PROBLEM TO WORK ON → In full and unchanged, set down the entries that follow, with no images.

■ ■ ■ ■

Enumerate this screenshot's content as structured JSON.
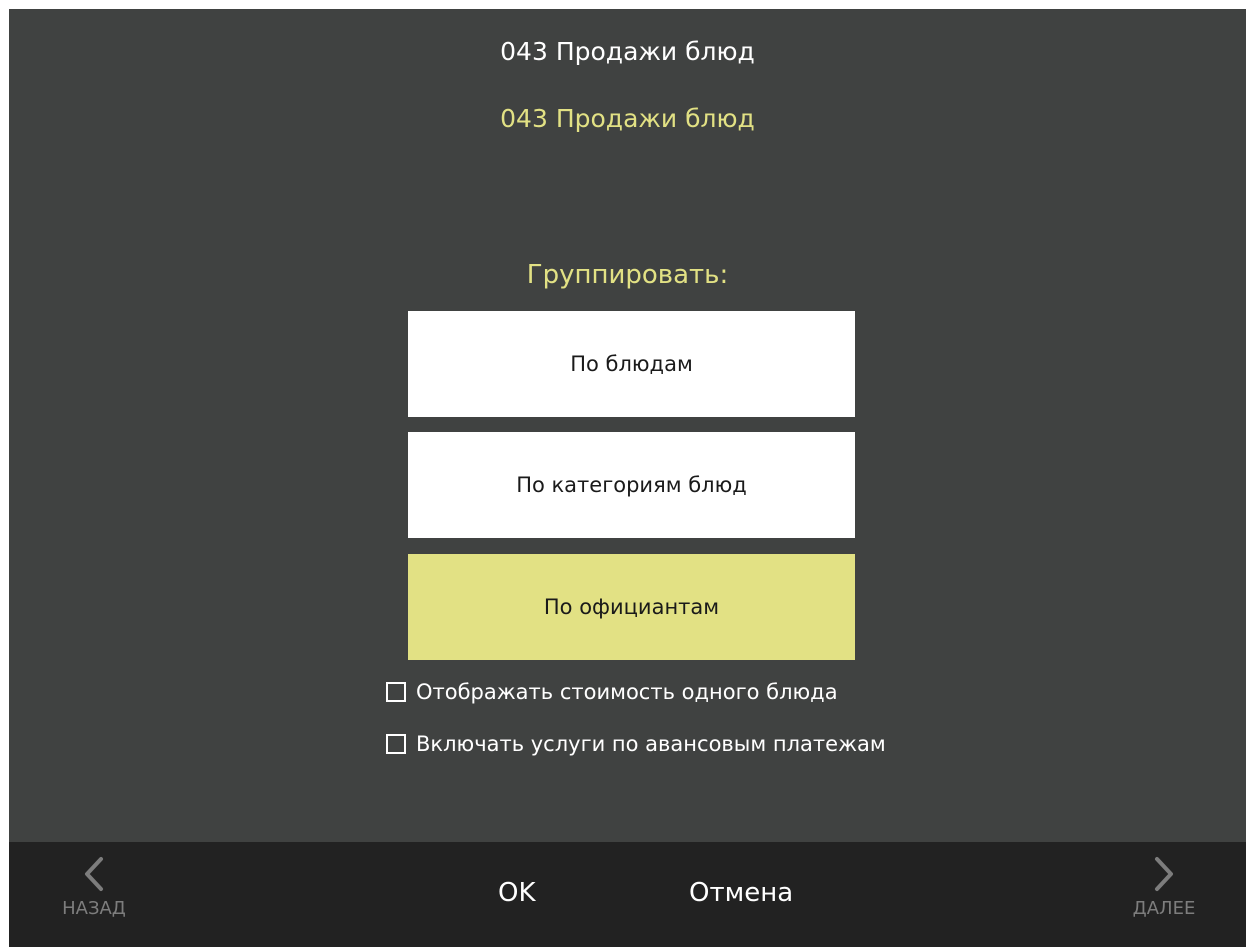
{
  "header": {
    "title": "043 Продажи блюд",
    "subtitle": "043 Продажи блюд"
  },
  "grouping": {
    "label": "Группировать:",
    "options": [
      {
        "label": "По блюдам",
        "selected": false
      },
      {
        "label": "По категориям блюд",
        "selected": false
      },
      {
        "label": "По официантам",
        "selected": true
      }
    ]
  },
  "checkboxes": [
    {
      "label": "Отображать стоимость одного блюда",
      "checked": false
    },
    {
      "label": "Включать услуги по авансовым платежам",
      "checked": false
    }
  ],
  "footer": {
    "back_label": "НАЗАД",
    "ok_label": "OK",
    "cancel_label": "Отмена",
    "next_label": "ДАЛЕЕ"
  },
  "colors": {
    "background": "#404241",
    "accent": "#e2e184",
    "footer": "#222222",
    "disabled": "#7d7d7d"
  }
}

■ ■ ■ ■

RESPONSE →
Enumerate this screenshot's content as structured JSON.
{
  "header": {
    "title": "043 Продажи блюд",
    "subtitle": "043 Продажи блюд"
  },
  "grouping": {
    "label": "Группировать:",
    "options": [
      {
        "label": "По блюдам",
        "selected": false
      },
      {
        "label": "По категориям блюд",
        "selected": false
      },
      {
        "label": "По официантам",
        "selected": true
      }
    ]
  },
  "checkboxes": [
    {
      "label": "Отображать стоимость одного блюда",
      "checked": false
    },
    {
      "label": "Включать услуги по авансовым платежам",
      "checked": false
    }
  ],
  "footer": {
    "back_label": "НАЗАД",
    "ok_label": "OK",
    "cancel_label": "Отмена",
    "next_label": "ДАЛЕЕ"
  },
  "colors": {
    "background": "#404241",
    "accent": "#e2e184",
    "footer": "#222222",
    "disabled": "#7d7d7d"
  }
}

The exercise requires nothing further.